  4. Workplace Safety and Health (Work at Heights) Regulations 2013
  5. Workplace Safety and Health (Confined Spaces) Regulations 2009
  6. Workplace Safety and Health (General Provisions) Regulations
  7. Code of Practice on Workplace Safety and Health Risk Management
  8. Code of Practice for Working Safely at Heights
  9. SS 531: Code of Practice for Lighting of Work Places – Part 1: Indoor
  10. SS 568: Code of Practice for Confined Spaces
  11. WSH Guidelines on Anchorage, Lifelines and Temporary Edge Protection Systems
  12. WSH Guidelines on Personal Protective Equipment for Work at Heights
  13. Technical Advisory on Working Safely in Confined Spaces
  14. WSH Guide on Behavioural Observation and Intervention
  15. WSH Guide on Near Miss Reporting

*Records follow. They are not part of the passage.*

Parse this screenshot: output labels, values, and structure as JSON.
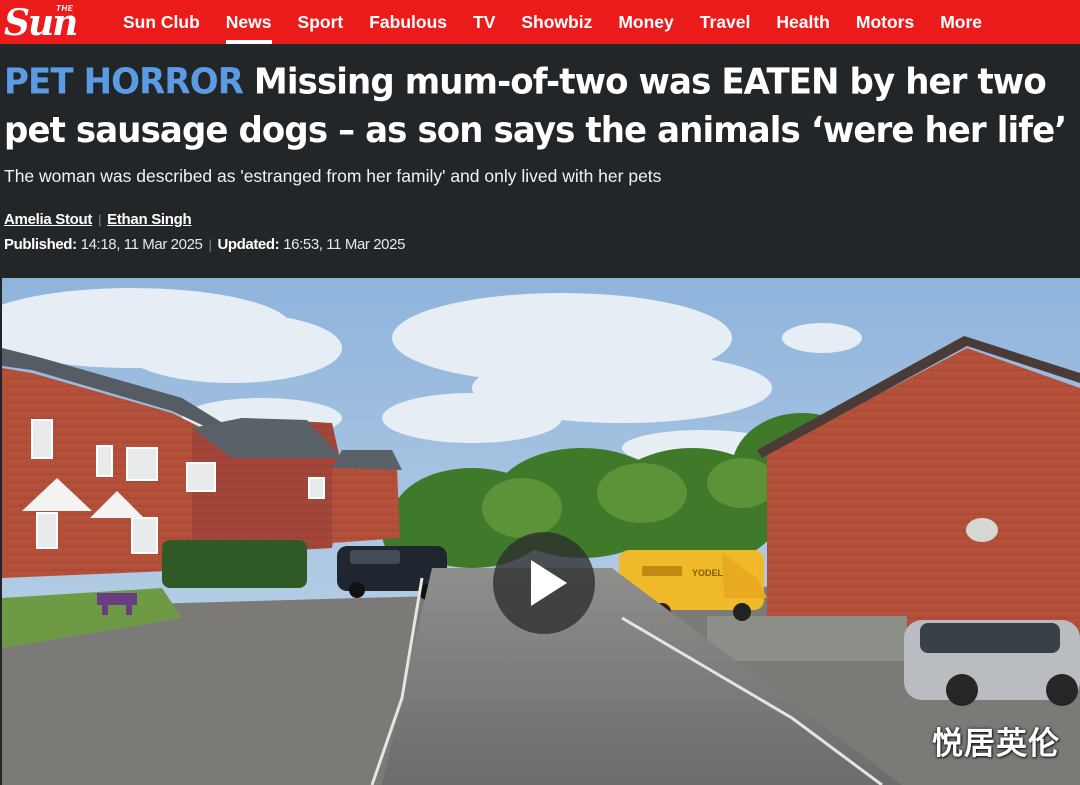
{
  "nav": {
    "logo_small": "THE",
    "logo": "Sun",
    "items": [
      {
        "label": "Sun Club"
      },
      {
        "label": "News"
      },
      {
        "label": "Sport"
      },
      {
        "label": "Fabulous"
      },
      {
        "label": "TV"
      },
      {
        "label": "Showbiz"
      },
      {
        "label": "Money"
      },
      {
        "label": "Travel"
      },
      {
        "label": "Health"
      },
      {
        "label": "Motors"
      },
      {
        "label": "More"
      }
    ],
    "active": "News"
  },
  "article": {
    "kicker": "PET HORROR",
    "headline": "Missing mum-of-two was EATEN by her two pet sausage dogs – as son says the animals ‘were her life’",
    "standfirst": "The woman was described as 'estranged from her family' and only lived with her pets",
    "authors": [
      "Amelia Stout",
      "Ethan Singh"
    ],
    "published_label": "Published:",
    "published": "14:18, 11 Mar 2025",
    "updated_label": "Updated:",
    "updated": "16:53, 11 Mar 2025"
  },
  "media": {
    "watermark": "悦居英伦",
    "van_text": "YODEL"
  },
  "colors": {
    "nav_bg": "#eb1b1b",
    "page_bg": "#222629",
    "kicker": "#5b9be3"
  }
}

  16. WSH Council’s Work at Heights Toolkit for Supervisors
  17. WSH Council’s Case Studies on Accidents Involving Work at Heights
  18. 6 Basic Workplace Safety and Health (WSH) Rules for Work at Heights
  19. WSH Council’s Activity Based Checklist for Working Safely on Heights

Information on the accident is based on preliminary investigations by the Ministry of Manpower as at 27 December 2019. This may be subject to change as investigations are still on-going. Please note that the recommendations provided here are not exhaustive and they are meant to enhance workplace safety and health so that a recurrence may be prevented. The information and recommendations provided are not to be construed as implying any liability on any party nor should it be taken to encapsulate all the responsibilities and obligations under the law.